  5. Eleutherophobia (n): fear of freedom
  6. Geniophobia (n): fear of chins
  7. Linonophobia (n): fear of string
  8. Metrophobia (n): fear of poetry
  9. Novercaphobia (n): fear of one’s stepmother
  10. Ophthalmophobia (n): fear of being stared at
  11. Papaphobia (n): fear of the Pope.
  12. Porphyrophobia (n): fear of the color purple.
  13. Pteronophobia (n): fear of being tickled by feathers
  14. Venustraphobia (n): fear of beautiful women.
  15. Zemmiphobia (n): fear of the great mole rat.

What other “phobia” words have you come across?

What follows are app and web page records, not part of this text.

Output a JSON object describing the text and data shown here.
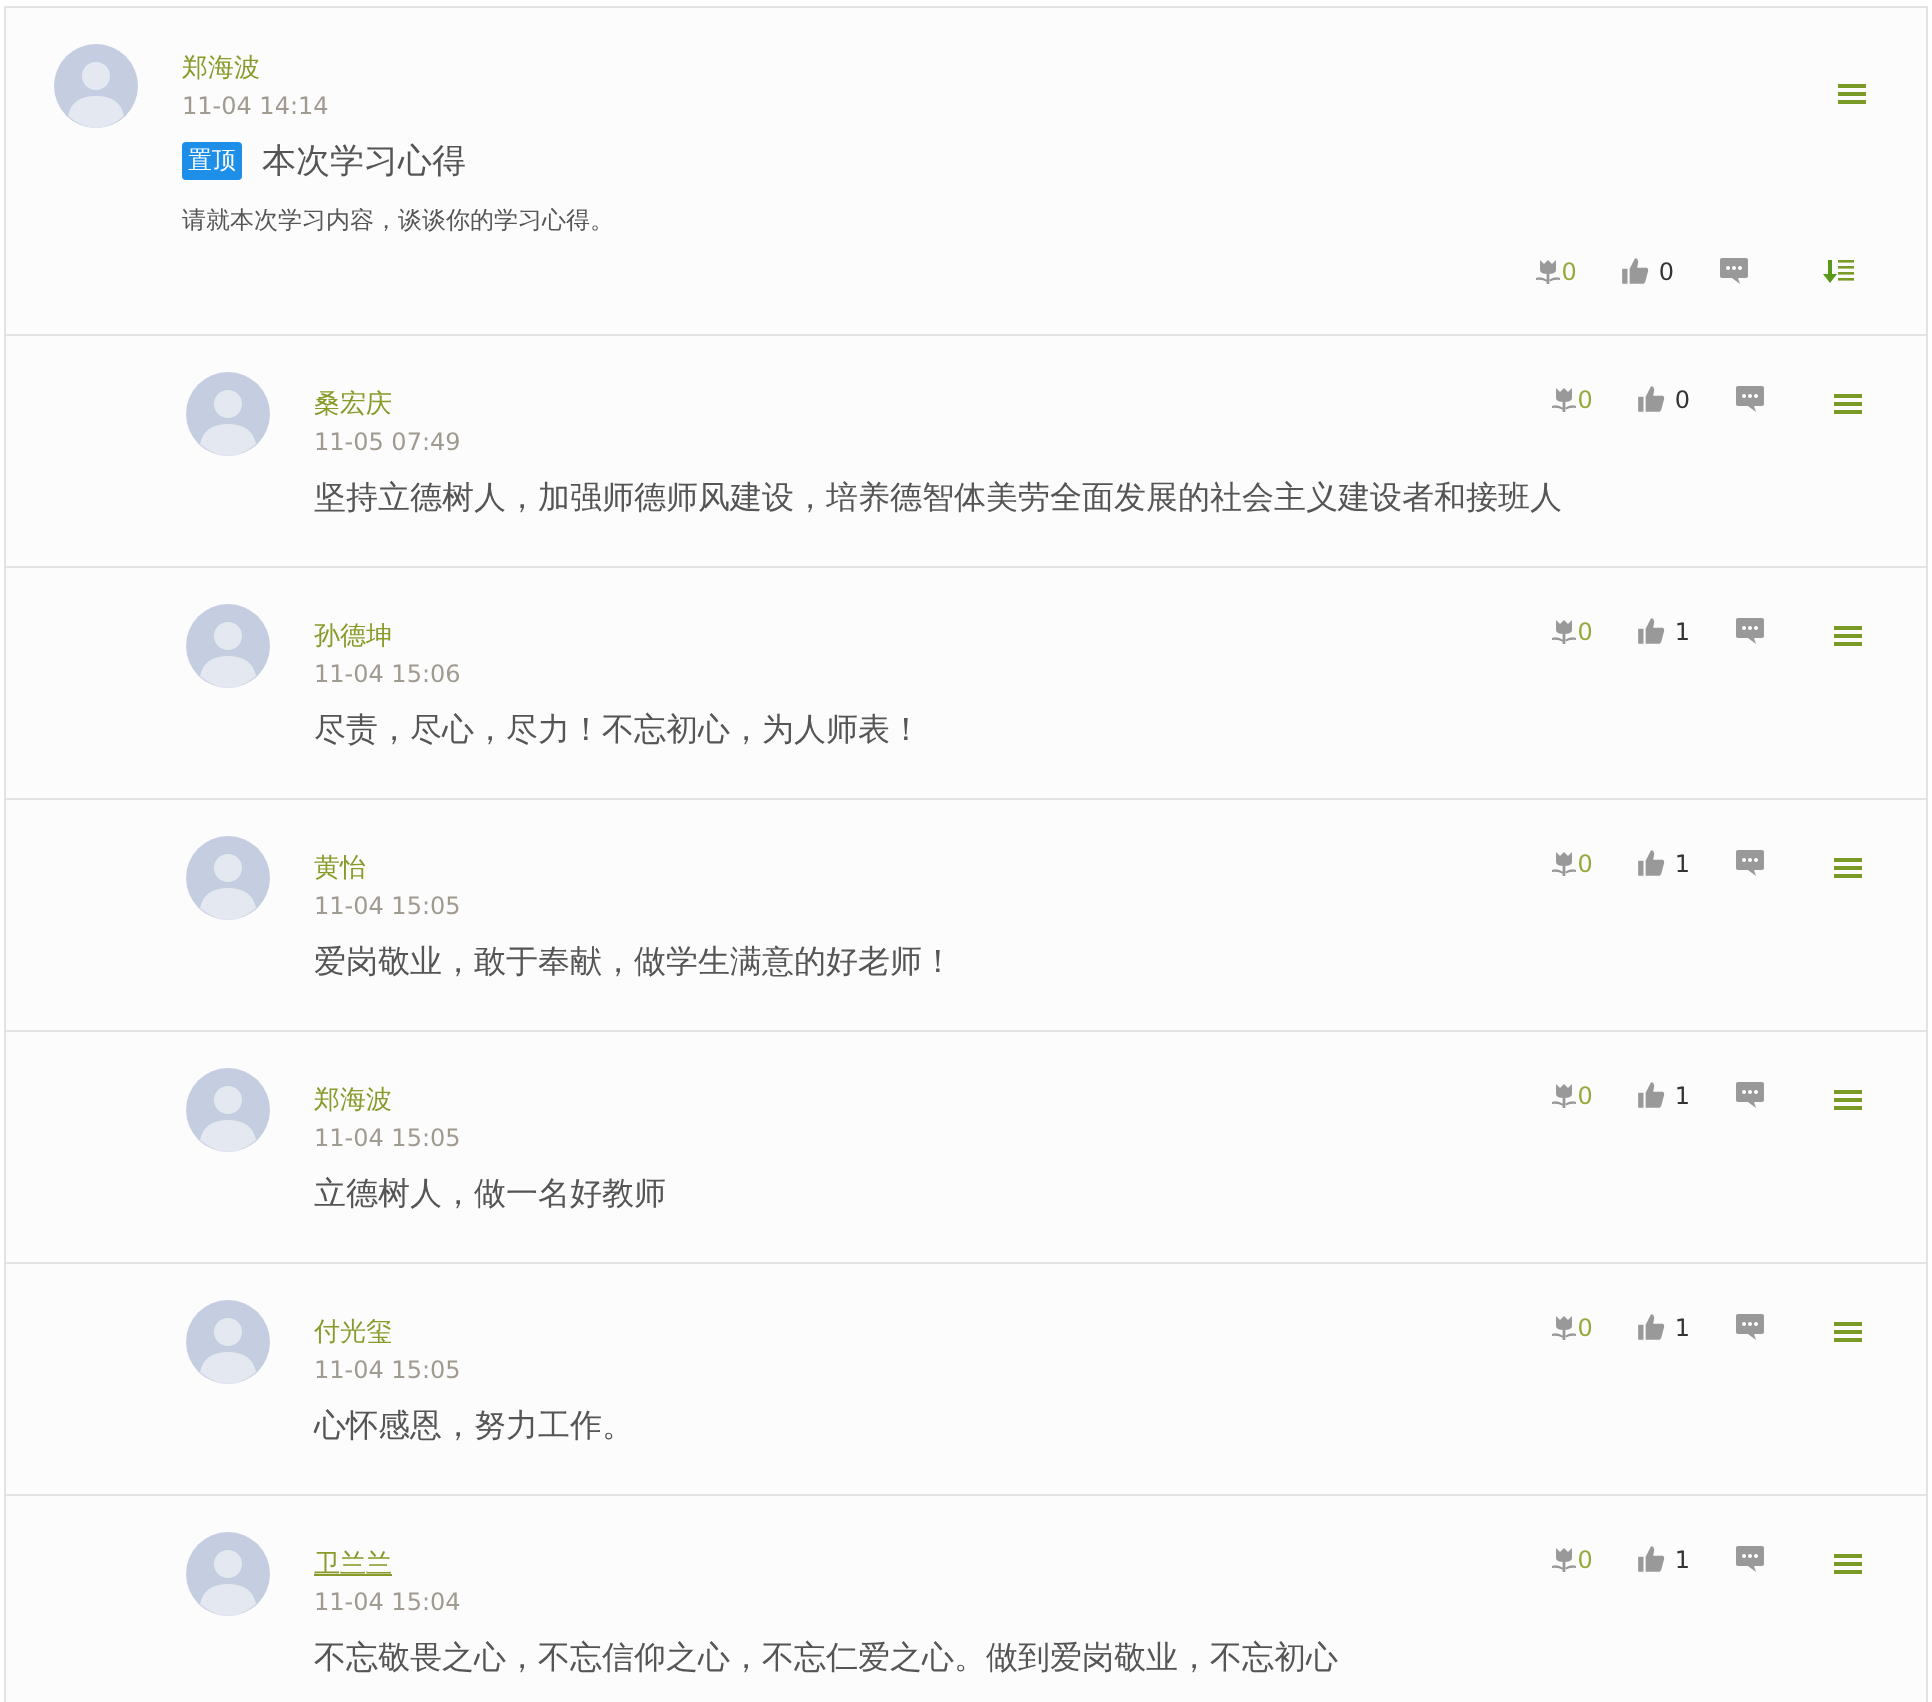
{
  "post": {
    "author": "郑海波",
    "time": "11-04 14:14",
    "badge": "置顶",
    "title": "本次学习心得",
    "body": "请就本次学习内容，谈谈你的学习心得。",
    "flowers": "0",
    "likes": "0"
  },
  "replies": [
    {
      "author": "桑宏庆",
      "time": "11-05 07:49",
      "text": "坚持立德树人，加强师德师风建设，培养德智体美劳全面发展的社会主义建设者和接班人",
      "flowers": "0",
      "likes": "0",
      "hovered": false
    },
    {
      "author": "孙德坤",
      "time": "11-04 15:06",
      "text": "尽责，尽心，尽力！不忘初心，为人师表！",
      "flowers": "0",
      "likes": "1",
      "hovered": false
    },
    {
      "author": "黄怡",
      "time": "11-04 15:05",
      "text": "爱岗敬业，敢于奉献，做学生满意的好老师！",
      "flowers": "0",
      "likes": "1",
      "hovered": false
    },
    {
      "author": "郑海波",
      "time": "11-04 15:05",
      "text": "立德树人，做一名好教师",
      "flowers": "0",
      "likes": "1",
      "hovered": false
    },
    {
      "author": "付光玺",
      "time": "11-04 15:05",
      "text": "心怀感恩，努力工作。",
      "flowers": "0",
      "likes": "1",
      "hovered": false
    },
    {
      "author": "卫兰兰",
      "time": "11-04 15:04",
      "text": "不忘敬畏之心，不忘信仰之心，不忘仁爱之心。做到爱岗敬业，不忘初心",
      "flowers": "0",
      "likes": "1",
      "hovered": true
    }
  ]
}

(Resources: The PhrontisteryOnline Etymology Dictionary, The Phobia List, The Mayo Clinic)

Listophilia: Philia’s

Welcome to Listophilia!!

As an avid word collector, I love offbeat words just about as much as I love lists. To kick things off, we will start with the word-forming element “philia” from the title.

When “-philia”, or any of its forms, is added onto a word or root word, it indicates “a tendency towards” or “an abnormal liking for”. For instance, my ‘Listophilia’ title indicates an abnormal liking for lists. Which seemed about right. It comes from the Greek word philía, meaning “friendship, affinity, affection”. You can also see it as “-phile”, “-philic”, “-philous”, “-philist” or “-phily”.

So, let’s get started!

  1. apodysophilia (n): a form of exhibitionism, feverish desire to undress
  2. arctophile (n): a person who is very fond of and is usually a collector of teddy bears
  3. chasmophilous (adj): fond of nooks, crevices and crannies
  4. chromophilous (adj): staining easily
  5. chrysophilist (n): a lover of gold
  6. dendrophilous (adj): fond of trees
  7. gynotikolobomassophile (n): one who nibbles on women’s earlobes
  8. labeorphily (n): collection and study of beer bottle labels
  9. neophile (n): one who loves novelty and trends
  10. oenophile (n): one who is fond of or loves wine
  11. peristerophily (n): pigeon-collecting, or the rearing of pigeons; specifically, the training of carrier-pigeons for military service.
  12. pogonophile (n): one who loves, or is attracted to, beards
  13. stegophilist (n): one who climbs buildings for fun
  14. stigmatophilia (n): obsession with tattooing or branding
  15. turophile (n): cheese lover

What other “-philia” words do you enjoy?

(Resources: The Phrontistery,